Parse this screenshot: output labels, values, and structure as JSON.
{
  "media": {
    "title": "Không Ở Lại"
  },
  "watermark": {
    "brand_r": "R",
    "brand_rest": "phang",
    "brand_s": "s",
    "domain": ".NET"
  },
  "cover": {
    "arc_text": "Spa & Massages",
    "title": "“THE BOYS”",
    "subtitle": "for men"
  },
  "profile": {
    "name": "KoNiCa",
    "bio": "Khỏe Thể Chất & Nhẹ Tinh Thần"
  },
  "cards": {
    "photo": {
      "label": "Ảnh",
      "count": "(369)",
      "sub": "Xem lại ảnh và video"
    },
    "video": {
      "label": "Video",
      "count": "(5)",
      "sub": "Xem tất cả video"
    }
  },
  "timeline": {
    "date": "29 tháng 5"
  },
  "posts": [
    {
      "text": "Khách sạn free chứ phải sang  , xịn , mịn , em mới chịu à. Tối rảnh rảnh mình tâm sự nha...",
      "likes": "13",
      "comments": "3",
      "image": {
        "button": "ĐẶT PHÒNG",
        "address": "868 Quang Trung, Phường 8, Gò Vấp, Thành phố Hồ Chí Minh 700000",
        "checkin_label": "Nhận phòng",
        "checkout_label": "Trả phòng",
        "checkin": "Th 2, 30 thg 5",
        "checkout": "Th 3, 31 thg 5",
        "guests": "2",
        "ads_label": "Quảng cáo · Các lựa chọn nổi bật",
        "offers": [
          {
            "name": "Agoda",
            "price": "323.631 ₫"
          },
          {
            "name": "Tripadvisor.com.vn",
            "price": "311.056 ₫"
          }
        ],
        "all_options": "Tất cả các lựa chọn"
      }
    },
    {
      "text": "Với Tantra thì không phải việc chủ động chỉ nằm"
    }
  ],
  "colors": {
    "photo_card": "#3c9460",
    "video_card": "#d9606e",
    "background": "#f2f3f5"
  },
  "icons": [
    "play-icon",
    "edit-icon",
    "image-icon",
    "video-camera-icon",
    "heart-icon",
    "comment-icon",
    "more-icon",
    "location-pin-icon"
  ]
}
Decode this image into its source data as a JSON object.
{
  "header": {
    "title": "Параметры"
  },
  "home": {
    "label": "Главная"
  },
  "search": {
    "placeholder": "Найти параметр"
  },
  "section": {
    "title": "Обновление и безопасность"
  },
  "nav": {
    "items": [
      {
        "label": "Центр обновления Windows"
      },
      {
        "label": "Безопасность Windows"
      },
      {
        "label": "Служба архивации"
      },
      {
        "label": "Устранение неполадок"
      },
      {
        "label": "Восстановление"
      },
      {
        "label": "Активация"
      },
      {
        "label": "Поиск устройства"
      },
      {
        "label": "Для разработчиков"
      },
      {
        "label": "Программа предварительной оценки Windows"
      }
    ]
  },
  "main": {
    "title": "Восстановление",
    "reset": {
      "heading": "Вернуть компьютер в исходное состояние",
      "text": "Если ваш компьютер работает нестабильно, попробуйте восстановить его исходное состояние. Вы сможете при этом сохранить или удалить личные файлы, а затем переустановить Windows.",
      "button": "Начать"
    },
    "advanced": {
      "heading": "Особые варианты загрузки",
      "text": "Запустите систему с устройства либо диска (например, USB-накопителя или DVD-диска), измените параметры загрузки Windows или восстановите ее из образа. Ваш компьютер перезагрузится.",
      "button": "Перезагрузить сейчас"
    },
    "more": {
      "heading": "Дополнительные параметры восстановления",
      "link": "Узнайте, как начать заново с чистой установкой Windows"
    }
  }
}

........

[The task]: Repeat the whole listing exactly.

[Exercise result]:
Parse this screenshot: output labels, values, and structure as JSON.
{
  "media": {
    "title": "Không Ở Lại"
  },
  "watermark": {
    "brand_r": "R",
    "brand_rest": "phang",
    "brand_s": "s",
    "domain": ".NET"
  },
  "cover": {
    "arc_text": "Spa & Massages",
    "title": "“THE BOYS”",
    "subtitle": "for men"
  },
  "profile": {
    "name": "KoNiCa",
    "bio": "Khỏe Thể Chất & Nhẹ Tinh Thần"
  },
  "cards": {
    "photo": {
      "label": "Ảnh",
      "count": "(369)",
      "sub": "Xem lại ảnh và video"
    },
    "video": {
      "label": "Video",
      "count": "(5)",
      "sub": "Xem tất cả video"
    }
  },
  "timeline": {
    "date": "29 tháng 5"
  },
  "posts": [
    {
      "text": "Khách sạn free chứ phải sang  , xịn , mịn , em mới chịu à. Tối rảnh rảnh mình tâm sự nha...",
      "likes": "13",
      "comments": "3",
      "image": {
        "button": "ĐẶT PHÒNG",
        "address": "868 Quang Trung, Phường 8, Gò Vấp, Thành phố Hồ Chí Minh 700000",
        "checkin_label": "Nhận phòng",
        "checkout_label": "Trả phòng",
        "checkin": "Th 2, 30 thg 5",
        "checkout": "Th 3, 31 thg 5",
        "guests": "2",
        "ads_label": "Quảng cáo · Các lựa chọn nổi bật",
        "offers": [
          {
            "name": "Agoda",
            "price": "323.631 ₫"
          },
          {
            "name": "Tripadvisor.com.vn",
            "price": "311.056 ₫"
          }
        ],
        "all_options": "Tất cả các lựa chọn"
      }
    },
    {
      "text": "Với Tantra thì không phải việc chủ động chỉ nằm"
    }
  ],
  "colors": {
    "photo_card": "#3c9460",
    "video_card": "#d9606e",
    "background": "#f2f3f5"
  },
  "icons": [
    "play-icon",
    "edit-icon",
    "image-icon",
    "video-camera-icon",
    "heart-icon",
    "comment-icon",
    "more-icon",
    "location-pin-icon"
  ]
}
Decode this image into its source data as a JSON object.
{
  "header": {
    "title": "Параметры"
  },
  "home": {
    "label": "Главная"
  },
  "search": {
    "placeholder": "Найти параметр"
  },
  "section": {
    "title": "Обновление и безопасность"
  },
  "nav": {
    "items": [
      {
        "label": "Центр обновления Windows"
      },
      {
        "label": "Безопасность Windows"
      },
      {
        "label": "Служба архивации"
      },
      {
        "label": "Устранение неполадок"
      },
      {
        "label": "Восстановление"
      },
      {
        "label": "Активация"
      },
      {
        "label": "Поиск устройства"
      },
      {
        "label": "Для разработчиков"
      },
      {
        "label": "Программа предварительной оценки Windows"
      }
    ]
  },
  "main": {
    "title": "Восстановление",
    "reset": {
      "heading": "Вернуть компьютер в исходное состояние",
      "text": "Если ваш компьютер работает нестабильно, попробуйте восстановить его исходное состояние. Вы сможете при этом сохранить или удалить личные файлы, а затем переустановить Windows.",
      "button": "Начать"
    },
    "advanced": {
      "heading": "Особые варианты загрузки",
      "text": "Запустите систему с устройства либо диска (например, USB-накопителя или DVD-диска), измените параметры загрузки Windows или восстановите ее из образа. Ваш компьютер перезагрузится.",
      "button": "Перезагрузить сейчас"
    },
    "more": {
      "heading": "Дополнительные параметры восстановления",
      "link": "Узнайте, как начать заново с чистой установкой Windows"
    }
  }
}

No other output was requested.